According to an account presented to the Chinese consul in New York, two gangs formed and descended on Chinatown from multiple directions. They began shooting buildings, though the Chinese did not immediately flee. However, as word of the deaths began to spread, so did panic. Chinese immigrants fled in multiple directions, often pursued by gangs. Some who were caught were only robbed of their valuables. Some lost their lives.
As the Chinese residents scattered, their homes were looted. Since many bought a month’s worth of provisions on Sept. 1, their losses were greater than if they had been burglarized later. Later Chinatown was put to the torch, sometimes with the residents trapped within by flame and gunfire.
Most of the survivors fled along the railroad tracks, seeking refuge to the east or west.

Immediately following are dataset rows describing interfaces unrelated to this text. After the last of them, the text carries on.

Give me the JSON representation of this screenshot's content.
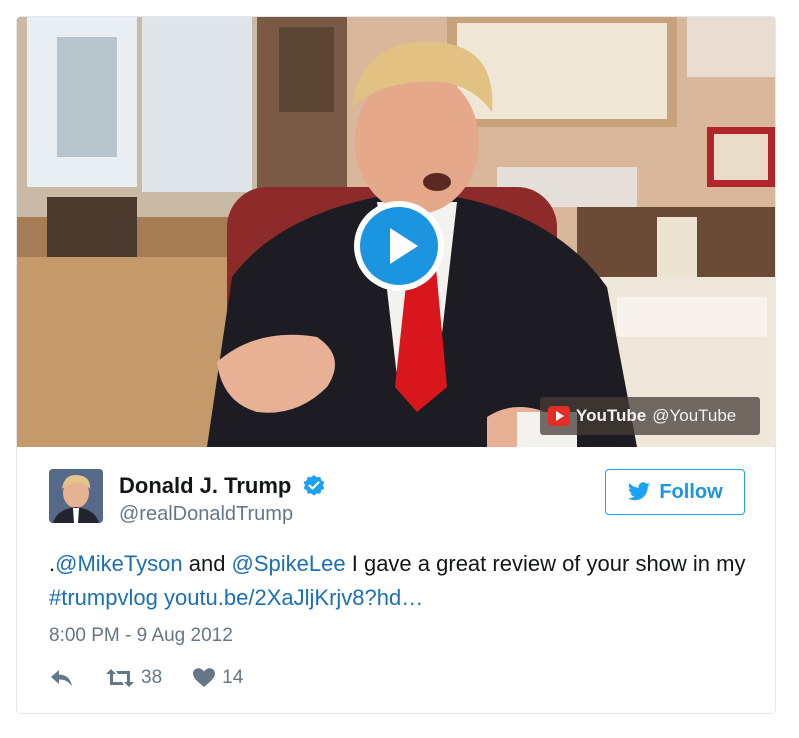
{
  "video": {
    "channel_brand": "YouTube",
    "channel_handle": "@YouTube"
  },
  "author": {
    "name": "Donald J. Trump",
    "handle": "@realDonaldTrump",
    "verified": true
  },
  "follow_button": {
    "label": "Follow"
  },
  "tweet": {
    "prefix": ".",
    "mention1": "@MikeTyson",
    "and": " and ",
    "mention2": "@SpikeLee",
    "text1": " I gave a great review of your show in my ",
    "hashtag": "#trumpvlog",
    "space": " ",
    "url": "youtu.be/2XaJljKrjv8?hd…"
  },
  "timestamp": "8:00 PM - 9 Aug 2012",
  "actions": {
    "retweets": "38",
    "likes": "14"
  },
  "colors": {
    "twitter_blue": "#1da1f2",
    "link": "#1b6fb5",
    "play_button": "#1b95e0",
    "youtube_red": "#e52d27"
  },
  "icons": [
    "play-icon",
    "youtube-logo-icon",
    "verified-badge-icon",
    "twitter-bird-icon",
    "reply-icon",
    "retweet-icon",
    "heart-icon"
  ]
}
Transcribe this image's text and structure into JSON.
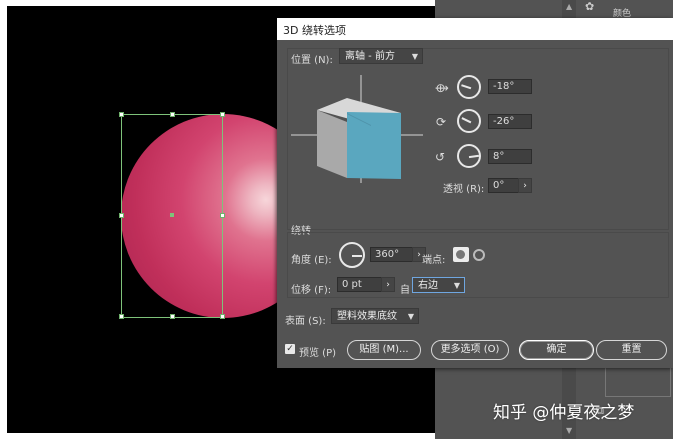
{
  "dialog": {
    "title": "3D 绕转选项",
    "position_label": "位置 (N):",
    "position_value": "离轴 - 前方",
    "x_rotation": "-18°",
    "y_rotation": "-26°",
    "z_rotation": "8°",
    "perspective_label": "透视 (R):",
    "perspective_value": "0°",
    "revolve_section": "绕转",
    "angle_label": "角度 (E):",
    "angle_value": "360°",
    "cap_label": "端点:",
    "offset_label": "位移 (F):",
    "offset_value": "0 pt",
    "from_label": "自",
    "from_value": "右边",
    "surface_label": "表面 (S):",
    "surface_value": "塑料效果底纹",
    "preview_label": "预览 (P)",
    "preview_checked": true,
    "map_button": "贴图 (M)...",
    "more_button": "更多选项 (O)",
    "ok_button": "确定",
    "reset_button": "重置"
  },
  "right_panel": {
    "tab_label": "颜色"
  },
  "watermark": "知乎 @仲夏夜之梦",
  "colors": {
    "sphere": "#c8335f",
    "cube_front": "#5aa7bf",
    "guide": "#7ec27a",
    "dialog_bg": "#535353"
  }
}
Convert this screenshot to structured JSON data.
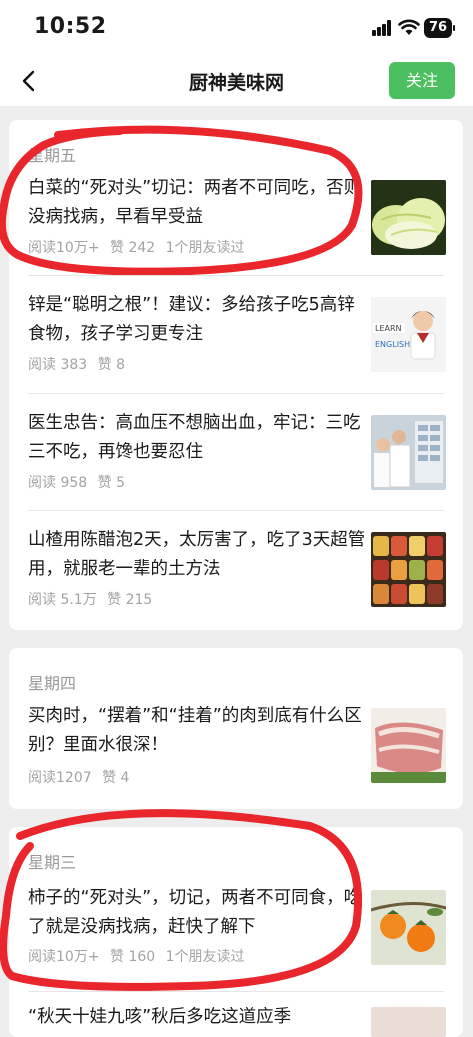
{
  "status_bar": {
    "time": "10:52",
    "battery": "76"
  },
  "nav": {
    "title": "厨神美味网",
    "follow_label": "关注"
  },
  "colors": {
    "accent_green": "#4cc060",
    "annotation_red": "#e8262b"
  },
  "sections": [
    {
      "day": "星期五",
      "articles": [
        {
          "title": "白菜的“死对头”切记：两者不可同吃，否则没病找病，早看早受益",
          "reads": "阅读10万+",
          "likes": "赞 242",
          "friends": "1个朋友读过",
          "thumb": "cabbage-image"
        },
        {
          "title": "锌是“聪明之根”！建议：多给孩子吃5高锌食物，孩子学习更专注",
          "reads": "阅读 383",
          "likes": "赞 8",
          "friends": "",
          "thumb": "child-english-image"
        },
        {
          "title": "医生忠告：高血压不想脑出血，牢记：三吃三不吃，再馋也要忍住",
          "reads": "阅读 958",
          "likes": "赞 5",
          "friends": "",
          "thumb": "doctors-image"
        },
        {
          "title": "山楂用陈醋泡2天，太厉害了，吃了3天超管用，就服老一辈的土方法",
          "reads": "阅读 5.1万",
          "likes": "赞 215",
          "friends": "",
          "thumb": "jars-image"
        }
      ]
    },
    {
      "day": "星期四",
      "articles": [
        {
          "title": "买肉时，“摆着”和“挂着”的肉到底有什么区别？里面水很深！",
          "reads": "阅读1207",
          "likes": "赞 4",
          "friends": "",
          "thumb": "meat-image"
        }
      ]
    },
    {
      "day": "星期三",
      "articles": [
        {
          "title": "柿子的“死对头”，切记，两者不可同食，吃了就是没病找病，赶快了解下",
          "reads": "阅读10万+",
          "likes": "赞 160",
          "friends": "1个朋友读过",
          "thumb": "persimmon-image"
        },
        {
          "title": "“秋天十娃九咳”秋后多吃这道应季",
          "reads": "",
          "likes": "",
          "friends": "",
          "thumb": "partial-image"
        }
      ]
    }
  ],
  "icons": {
    "back": "chevron-left-icon",
    "signal": "signal-icon",
    "wifi": "wifi-icon",
    "battery": "battery-icon"
  }
}
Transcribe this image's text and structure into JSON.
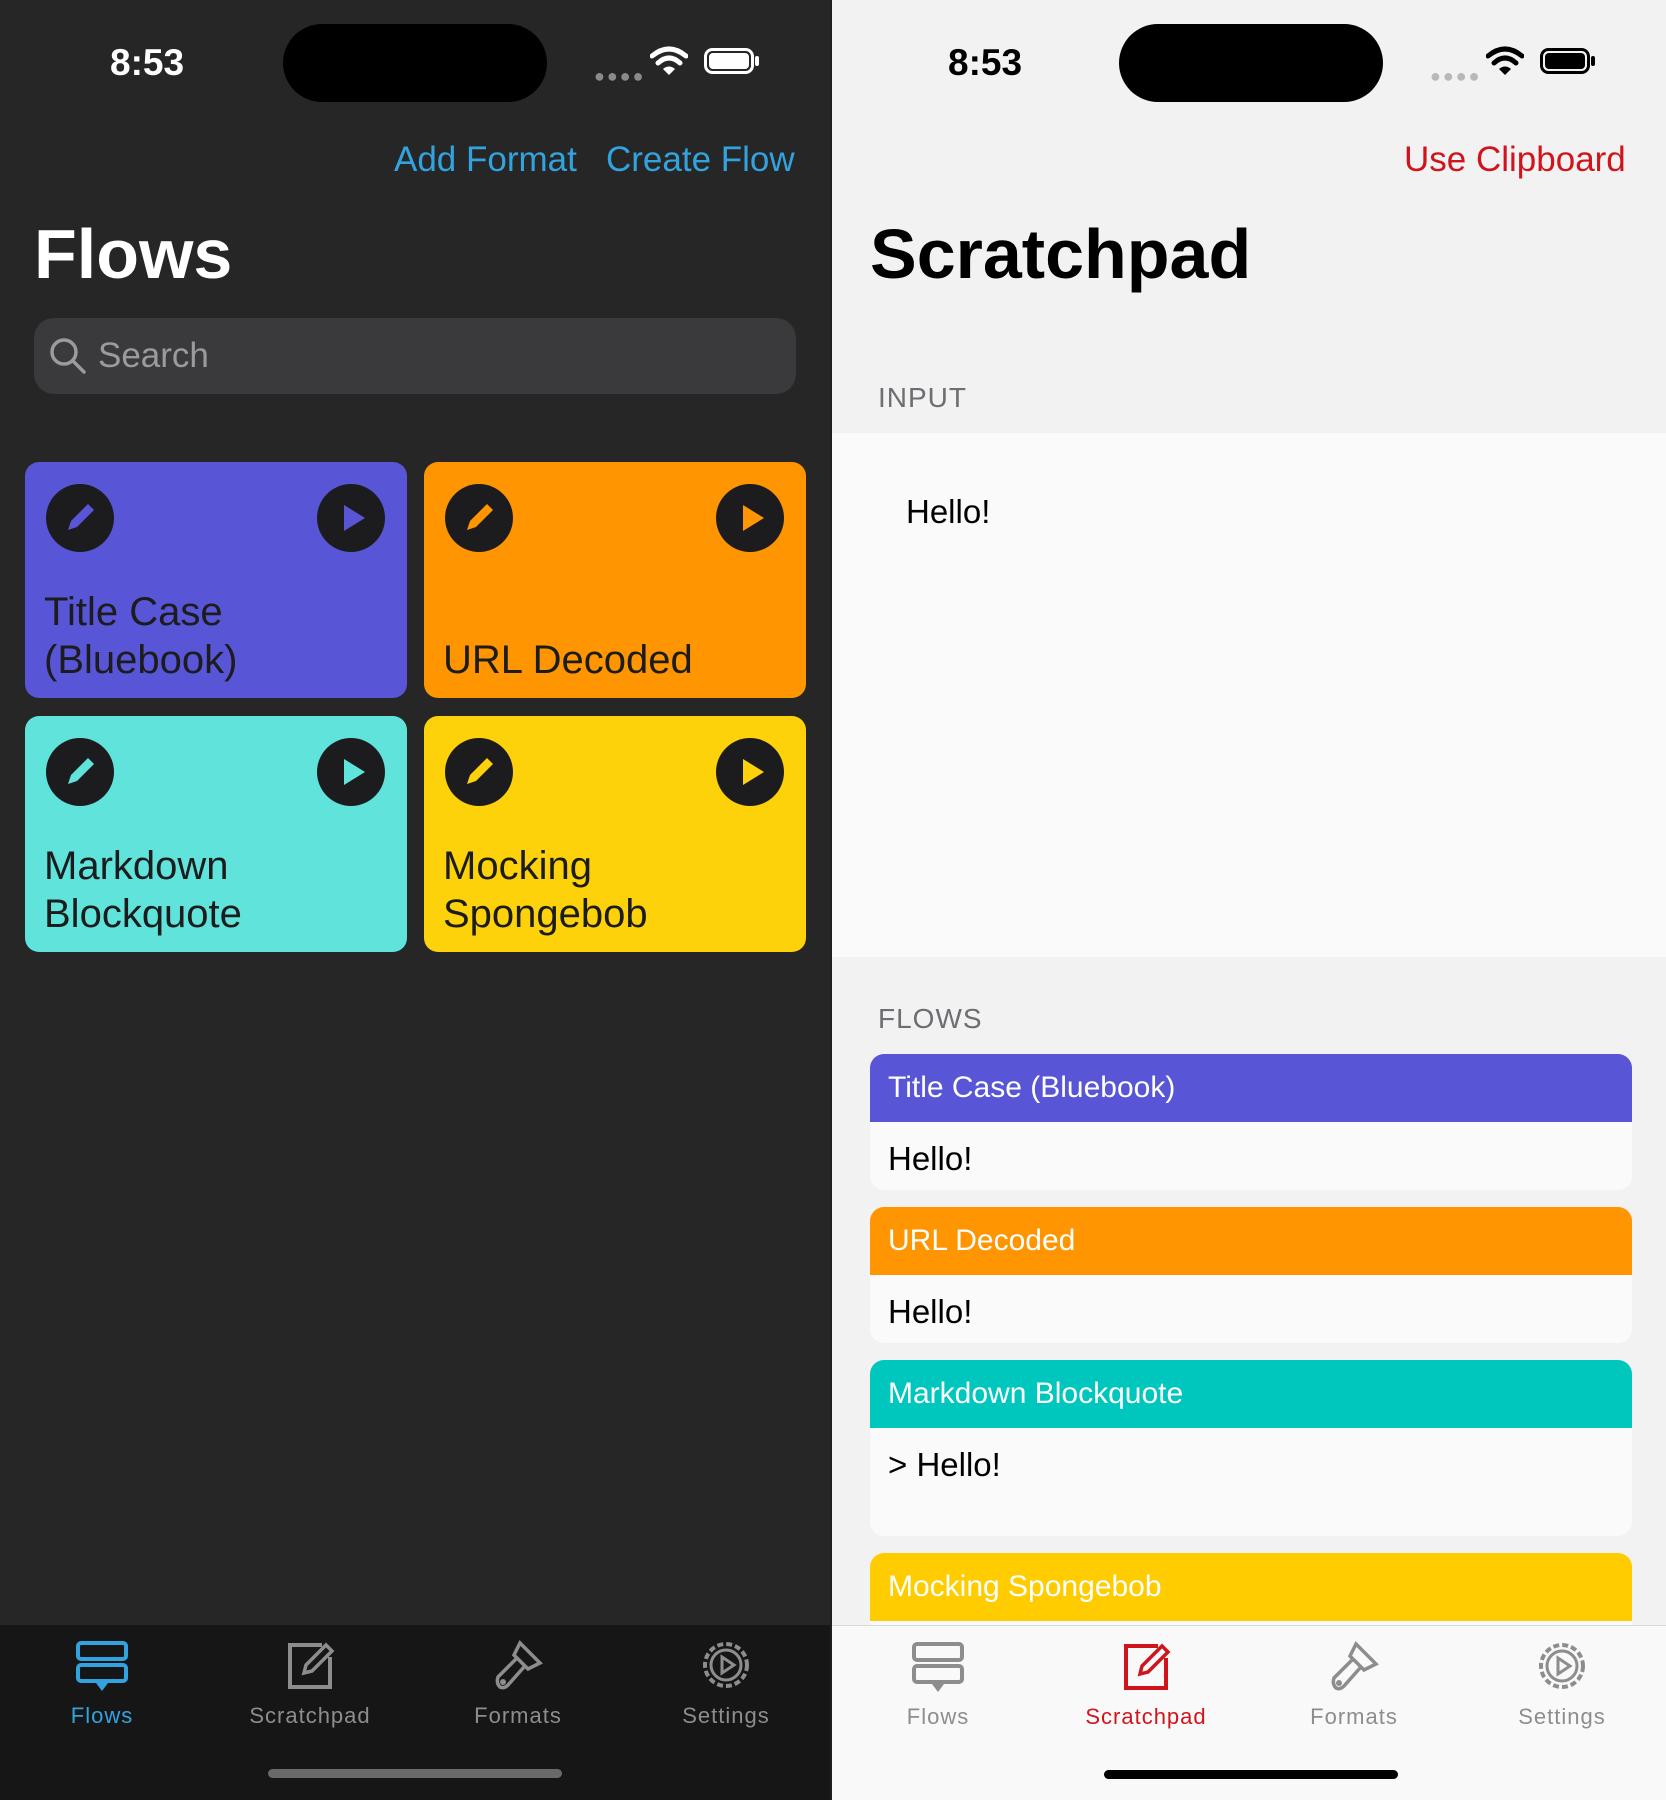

Most accounts list 28 killed, 15 wounded and all 79 structures in Chinatown, a mixture of houses and shacks, burned. Nevertheless, some historians argue the death count will never be fully known because record keeping was poor, and those who fled north or south may have died and not been counted among the final tally.
The condition of the bodies also complicated the accounting. Partial remains were retrieved from the burned ruins. In other cases, mangled and decomposed corpses were left to the “dogs and the hogs.”
Territorial Gov. Francis E. Warren arranged for soldiers of the 7th U.S. Infantry Regiment to mobilize and establish Camp Pilot Butte between Chinatown and downtown Rock Springs. They remained for the next 13 years.
The Chinese immigrants returned – some with confidence and some with fear. By Nov. 30, 1885, 532 Chinese and 85 white miners were producing about 1,600 tons of coal per day.
The Rock Springs Independent newspaper wrote a front page editorial upon “the return” of the immigrants. It noted that 22 train cars carrying “650 of the hated Chinese” disembarked at Rock Springs. The immigrants searched the ruins of their houses and retrieved what items they could before taking shelter in the train cars that were left near the soldiers’ camp.
The article concluded: “The action of the company in bringing back the Chinese means that they are to be set to work in the mines, and that American soldiers are to prevent them from again being driven out.
“It means that all the white miners in Rock Springs, except those absolutely required, are to be replaced by Chinese labor.
“It means that the company intend to make a ‘Chinatown’ out of Rock Springs, as they proposed ‘to the Almy miners last Monday.
“It means that Rock Springs is killed, as far as white men are concerned, if such program is carried out.”
The author of the piece turned out to be wrong. As with most places, residents ultimately found more shared experiences than differences to keep them apart. Chinese traditions found their place in the community, such as the annual Chinese New Year celebrations.
Rock Springs is not known as “Whitemen’s Town” or “Chinatown,” as the opposing sides called each other. Today, both call it “home.”